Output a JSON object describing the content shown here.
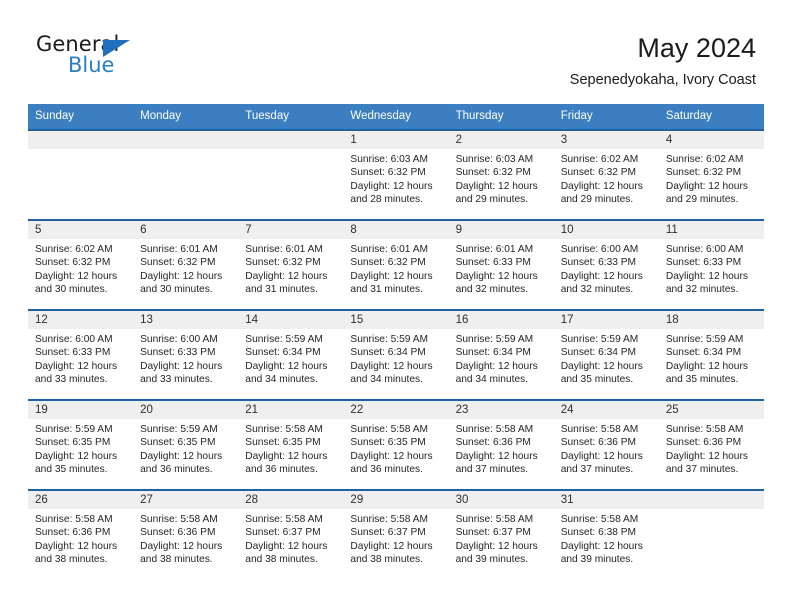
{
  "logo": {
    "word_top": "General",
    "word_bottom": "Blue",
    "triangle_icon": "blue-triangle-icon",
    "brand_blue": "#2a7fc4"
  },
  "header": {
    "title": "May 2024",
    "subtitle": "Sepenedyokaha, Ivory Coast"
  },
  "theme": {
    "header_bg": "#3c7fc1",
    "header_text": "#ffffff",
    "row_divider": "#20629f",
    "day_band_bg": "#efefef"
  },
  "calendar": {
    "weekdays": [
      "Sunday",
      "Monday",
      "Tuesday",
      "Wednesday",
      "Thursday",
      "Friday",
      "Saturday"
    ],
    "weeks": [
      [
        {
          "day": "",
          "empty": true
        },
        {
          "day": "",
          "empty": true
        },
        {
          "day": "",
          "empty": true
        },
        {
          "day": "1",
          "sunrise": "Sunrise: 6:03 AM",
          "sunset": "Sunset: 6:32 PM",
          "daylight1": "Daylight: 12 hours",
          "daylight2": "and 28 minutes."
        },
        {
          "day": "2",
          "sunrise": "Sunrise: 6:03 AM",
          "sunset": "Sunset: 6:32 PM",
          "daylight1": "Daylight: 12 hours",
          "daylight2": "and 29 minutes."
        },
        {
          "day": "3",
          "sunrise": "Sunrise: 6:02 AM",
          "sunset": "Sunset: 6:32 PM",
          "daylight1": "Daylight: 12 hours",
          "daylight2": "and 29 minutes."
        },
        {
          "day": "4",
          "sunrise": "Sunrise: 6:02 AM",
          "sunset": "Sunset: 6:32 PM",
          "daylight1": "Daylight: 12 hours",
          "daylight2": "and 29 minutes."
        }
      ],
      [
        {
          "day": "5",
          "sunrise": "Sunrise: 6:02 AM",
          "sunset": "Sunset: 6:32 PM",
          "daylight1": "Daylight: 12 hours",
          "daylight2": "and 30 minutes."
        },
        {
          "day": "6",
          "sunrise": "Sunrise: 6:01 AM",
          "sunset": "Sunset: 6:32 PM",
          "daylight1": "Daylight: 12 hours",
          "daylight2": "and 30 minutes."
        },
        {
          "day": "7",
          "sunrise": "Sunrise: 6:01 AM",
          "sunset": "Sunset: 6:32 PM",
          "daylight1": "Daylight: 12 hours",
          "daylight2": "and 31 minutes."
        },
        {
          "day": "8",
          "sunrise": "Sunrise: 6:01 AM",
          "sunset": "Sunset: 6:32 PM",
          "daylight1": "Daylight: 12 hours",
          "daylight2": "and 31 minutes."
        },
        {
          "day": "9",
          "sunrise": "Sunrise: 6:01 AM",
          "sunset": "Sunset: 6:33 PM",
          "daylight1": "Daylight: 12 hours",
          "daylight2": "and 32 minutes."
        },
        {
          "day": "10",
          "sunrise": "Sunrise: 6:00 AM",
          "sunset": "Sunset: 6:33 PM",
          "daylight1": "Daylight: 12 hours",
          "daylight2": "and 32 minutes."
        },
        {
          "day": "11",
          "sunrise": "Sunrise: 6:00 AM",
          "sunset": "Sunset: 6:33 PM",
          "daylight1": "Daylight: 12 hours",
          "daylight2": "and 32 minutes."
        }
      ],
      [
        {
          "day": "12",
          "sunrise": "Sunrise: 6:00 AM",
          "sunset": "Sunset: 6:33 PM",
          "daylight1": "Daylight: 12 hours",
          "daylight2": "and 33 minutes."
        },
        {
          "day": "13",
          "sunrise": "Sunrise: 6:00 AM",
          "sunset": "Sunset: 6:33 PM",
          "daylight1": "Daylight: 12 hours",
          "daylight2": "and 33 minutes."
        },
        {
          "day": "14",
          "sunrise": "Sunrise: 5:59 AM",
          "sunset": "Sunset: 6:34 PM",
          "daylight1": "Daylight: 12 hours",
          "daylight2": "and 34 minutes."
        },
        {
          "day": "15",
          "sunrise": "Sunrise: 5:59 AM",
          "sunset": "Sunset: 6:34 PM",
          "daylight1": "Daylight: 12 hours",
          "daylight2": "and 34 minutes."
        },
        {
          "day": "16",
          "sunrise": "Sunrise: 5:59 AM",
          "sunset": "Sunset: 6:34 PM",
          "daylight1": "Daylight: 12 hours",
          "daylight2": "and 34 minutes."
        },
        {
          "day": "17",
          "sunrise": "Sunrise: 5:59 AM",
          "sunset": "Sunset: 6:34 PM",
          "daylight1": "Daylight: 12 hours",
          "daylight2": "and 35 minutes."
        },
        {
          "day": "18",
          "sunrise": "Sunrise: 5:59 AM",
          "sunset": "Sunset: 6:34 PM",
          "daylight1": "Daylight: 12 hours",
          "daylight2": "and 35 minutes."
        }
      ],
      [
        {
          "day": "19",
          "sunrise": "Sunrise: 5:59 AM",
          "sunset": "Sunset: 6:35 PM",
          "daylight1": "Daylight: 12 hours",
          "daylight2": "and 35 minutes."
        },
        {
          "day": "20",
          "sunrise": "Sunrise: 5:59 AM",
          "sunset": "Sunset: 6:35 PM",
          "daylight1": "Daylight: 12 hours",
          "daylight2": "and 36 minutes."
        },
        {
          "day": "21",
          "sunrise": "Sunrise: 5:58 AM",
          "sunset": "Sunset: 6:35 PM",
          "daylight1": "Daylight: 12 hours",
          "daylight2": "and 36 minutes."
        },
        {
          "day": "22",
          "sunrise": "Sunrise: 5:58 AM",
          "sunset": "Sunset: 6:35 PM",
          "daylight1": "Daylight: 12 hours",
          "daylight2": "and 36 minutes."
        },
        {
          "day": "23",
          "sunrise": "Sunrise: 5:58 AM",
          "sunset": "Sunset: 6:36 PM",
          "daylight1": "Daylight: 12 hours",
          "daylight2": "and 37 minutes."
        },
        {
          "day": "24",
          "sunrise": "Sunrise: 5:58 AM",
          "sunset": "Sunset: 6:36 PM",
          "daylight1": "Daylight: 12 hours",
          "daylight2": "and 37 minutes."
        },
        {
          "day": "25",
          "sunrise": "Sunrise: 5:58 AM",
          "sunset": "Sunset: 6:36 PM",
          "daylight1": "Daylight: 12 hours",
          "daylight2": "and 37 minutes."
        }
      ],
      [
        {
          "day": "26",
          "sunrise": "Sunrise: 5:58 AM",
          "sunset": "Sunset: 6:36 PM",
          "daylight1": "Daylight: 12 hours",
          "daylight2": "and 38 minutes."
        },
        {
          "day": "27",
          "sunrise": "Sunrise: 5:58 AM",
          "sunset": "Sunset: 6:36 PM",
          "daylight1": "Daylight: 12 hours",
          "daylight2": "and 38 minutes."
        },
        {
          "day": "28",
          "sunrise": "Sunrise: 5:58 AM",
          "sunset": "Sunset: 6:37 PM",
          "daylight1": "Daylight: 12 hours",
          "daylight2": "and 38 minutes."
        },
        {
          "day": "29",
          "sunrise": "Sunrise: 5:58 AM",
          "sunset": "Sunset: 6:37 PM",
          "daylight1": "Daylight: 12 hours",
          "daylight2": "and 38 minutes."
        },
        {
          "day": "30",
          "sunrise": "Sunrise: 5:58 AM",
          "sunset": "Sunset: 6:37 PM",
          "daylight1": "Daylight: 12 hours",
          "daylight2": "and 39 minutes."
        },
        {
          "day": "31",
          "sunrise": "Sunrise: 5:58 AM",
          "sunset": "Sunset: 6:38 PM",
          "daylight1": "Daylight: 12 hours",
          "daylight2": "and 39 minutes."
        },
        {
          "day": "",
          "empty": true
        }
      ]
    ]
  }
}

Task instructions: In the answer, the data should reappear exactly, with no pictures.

Result of this task:
Output a JSON object describing the content shown here.
{
  "logo": {
    "word_top": "General",
    "word_bottom": "Blue",
    "triangle_icon": "blue-triangle-icon",
    "brand_blue": "#2a7fc4"
  },
  "header": {
    "title": "May 2024",
    "subtitle": "Sepenedyokaha, Ivory Coast"
  },
  "theme": {
    "header_bg": "#3c7fc1",
    "header_text": "#ffffff",
    "row_divider": "#20629f",
    "day_band_bg": "#efefef"
  },
  "calendar": {
    "weekdays": [
      "Sunday",
      "Monday",
      "Tuesday",
      "Wednesday",
      "Thursday",
      "Friday",
      "Saturday"
    ],
    "weeks": [
      [
        {
          "day": "",
          "empty": true
        },
        {
          "day": "",
          "empty": true
        },
        {
          "day": "",
          "empty": true
        },
        {
          "day": "1",
          "sunrise": "Sunrise: 6:03 AM",
          "sunset": "Sunset: 6:32 PM",
          "daylight1": "Daylight: 12 hours",
          "daylight2": "and 28 minutes."
        },
        {
          "day": "2",
          "sunrise": "Sunrise: 6:03 AM",
          "sunset": "Sunset: 6:32 PM",
          "daylight1": "Daylight: 12 hours",
          "daylight2": "and 29 minutes."
        },
        {
          "day": "3",
          "sunrise": "Sunrise: 6:02 AM",
          "sunset": "Sunset: 6:32 PM",
          "daylight1": "Daylight: 12 hours",
          "daylight2": "and 29 minutes."
        },
        {
          "day": "4",
          "sunrise": "Sunrise: 6:02 AM",
          "sunset": "Sunset: 6:32 PM",
          "daylight1": "Daylight: 12 hours",
          "daylight2": "and 29 minutes."
        }
      ],
      [
        {
          "day": "5",
          "sunrise": "Sunrise: 6:02 AM",
          "sunset": "Sunset: 6:32 PM",
          "daylight1": "Daylight: 12 hours",
          "daylight2": "and 30 minutes."
        },
        {
          "day": "6",
          "sunrise": "Sunrise: 6:01 AM",
          "sunset": "Sunset: 6:32 PM",
          "daylight1": "Daylight: 12 hours",
          "daylight2": "and 30 minutes."
        },
        {
          "day": "7",
          "sunrise": "Sunrise: 6:01 AM",
          "sunset": "Sunset: 6:32 PM",
          "daylight1": "Daylight: 12 hours",
          "daylight2": "and 31 minutes."
        },
        {
          "day": "8",
          "sunrise": "Sunrise: 6:01 AM",
          "sunset": "Sunset: 6:32 PM",
          "daylight1": "Daylight: 12 hours",
          "daylight2": "and 31 minutes."
        },
        {
          "day": "9",
          "sunrise": "Sunrise: 6:01 AM",
          "sunset": "Sunset: 6:33 PM",
          "daylight1": "Daylight: 12 hours",
          "daylight2": "and 32 minutes."
        },
        {
          "day": "10",
          "sunrise": "Sunrise: 6:00 AM",
          "sunset": "Sunset: 6:33 PM",
          "daylight1": "Daylight: 12 hours",
          "daylight2": "and 32 minutes."
        },
        {
          "day": "11",
          "sunrise": "Sunrise: 6:00 AM",
          "sunset": "Sunset: 6:33 PM",
          "daylight1": "Daylight: 12 hours",
          "daylight2": "and 32 minutes."
        }
      ],
      [
        {
          "day": "12",
          "sunrise": "Sunrise: 6:00 AM",
          "sunset": "Sunset: 6:33 PM",
          "daylight1": "Daylight: 12 hours",
          "daylight2": "and 33 minutes."
        },
        {
          "day": "13",
          "sunrise": "Sunrise: 6:00 AM",
          "sunset": "Sunset: 6:33 PM",
          "daylight1": "Daylight: 12 hours",
          "daylight2": "and 33 minutes."
        },
        {
          "day": "14",
          "sunrise": "Sunrise: 5:59 AM",
          "sunset": "Sunset: 6:34 PM",
          "daylight1": "Daylight: 12 hours",
          "daylight2": "and 34 minutes."
        },
        {
          "day": "15",
          "sunrise": "Sunrise: 5:59 AM",
          "sunset": "Sunset: 6:34 PM",
          "daylight1": "Daylight: 12 hours",
          "daylight2": "and 34 minutes."
        },
        {
          "day": "16",
          "sunrise": "Sunrise: 5:59 AM",
          "sunset": "Sunset: 6:34 PM",
          "daylight1": "Daylight: 12 hours",
          "daylight2": "and 34 minutes."
        },
        {
          "day": "17",
          "sunrise": "Sunrise: 5:59 AM",
          "sunset": "Sunset: 6:34 PM",
          "daylight1": "Daylight: 12 hours",
          "daylight2": "and 35 minutes."
        },
        {
          "day": "18",
          "sunrise": "Sunrise: 5:59 AM",
          "sunset": "Sunset: 6:34 PM",
          "daylight1": "Daylight: 12 hours",
          "daylight2": "and 35 minutes."
        }
      ],
      [
        {
          "day": "19",
          "sunrise": "Sunrise: 5:59 AM",
          "sunset": "Sunset: 6:35 PM",
          "daylight1": "Daylight: 12 hours",
          "daylight2": "and 35 minutes."
        },
        {
          "day": "20",
          "sunrise": "Sunrise: 5:59 AM",
          "sunset": "Sunset: 6:35 PM",
          "daylight1": "Daylight: 12 hours",
          "daylight2": "and 36 minutes."
        },
        {
          "day": "21",
          "sunrise": "Sunrise: 5:58 AM",
          "sunset": "Sunset: 6:35 PM",
          "daylight1": "Daylight: 12 hours",
          "daylight2": "and 36 minutes."
        },
        {
          "day": "22",
          "sunrise": "Sunrise: 5:58 AM",
          "sunset": "Sunset: 6:35 PM",
          "daylight1": "Daylight: 12 hours",
          "daylight2": "and 36 minutes."
        },
        {
          "day": "23",
          "sunrise": "Sunrise: 5:58 AM",
          "sunset": "Sunset: 6:36 PM",
          "daylight1": "Daylight: 12 hours",
          "daylight2": "and 37 minutes."
        },
        {
          "day": "24",
          "sunrise": "Sunrise: 5:58 AM",
          "sunset": "Sunset: 6:36 PM",
          "daylight1": "Daylight: 12 hours",
          "daylight2": "and 37 minutes."
        },
        {
          "day": "25",
          "sunrise": "Sunrise: 5:58 AM",
          "sunset": "Sunset: 6:36 PM",
          "daylight1": "Daylight: 12 hours",
          "daylight2": "and 37 minutes."
        }
      ],
      [
        {
          "day": "26",
          "sunrise": "Sunrise: 5:58 AM",
          "sunset": "Sunset: 6:36 PM",
          "daylight1": "Daylight: 12 hours",
          "daylight2": "and 38 minutes."
        },
        {
          "day": "27",
          "sunrise": "Sunrise: 5:58 AM",
          "sunset": "Sunset: 6:36 PM",
          "daylight1": "Daylight: 12 hours",
          "daylight2": "and 38 minutes."
        },
        {
          "day": "28",
          "sunrise": "Sunrise: 5:58 AM",
          "sunset": "Sunset: 6:37 PM",
          "daylight1": "Daylight: 12 hours",
          "daylight2": "and 38 minutes."
        },
        {
          "day": "29",
          "sunrise": "Sunrise: 5:58 AM",
          "sunset": "Sunset: 6:37 PM",
          "daylight1": "Daylight: 12 hours",
          "daylight2": "and 38 minutes."
        },
        {
          "day": "30",
          "sunrise": "Sunrise: 5:58 AM",
          "sunset": "Sunset: 6:37 PM",
          "daylight1": "Daylight: 12 hours",
          "daylight2": "and 39 minutes."
        },
        {
          "day": "31",
          "sunrise": "Sunrise: 5:58 AM",
          "sunset": "Sunset: 6:38 PM",
          "daylight1": "Daylight: 12 hours",
          "daylight2": "and 39 minutes."
        },
        {
          "day": "",
          "empty": true
        }
      ]
    ]
  }
}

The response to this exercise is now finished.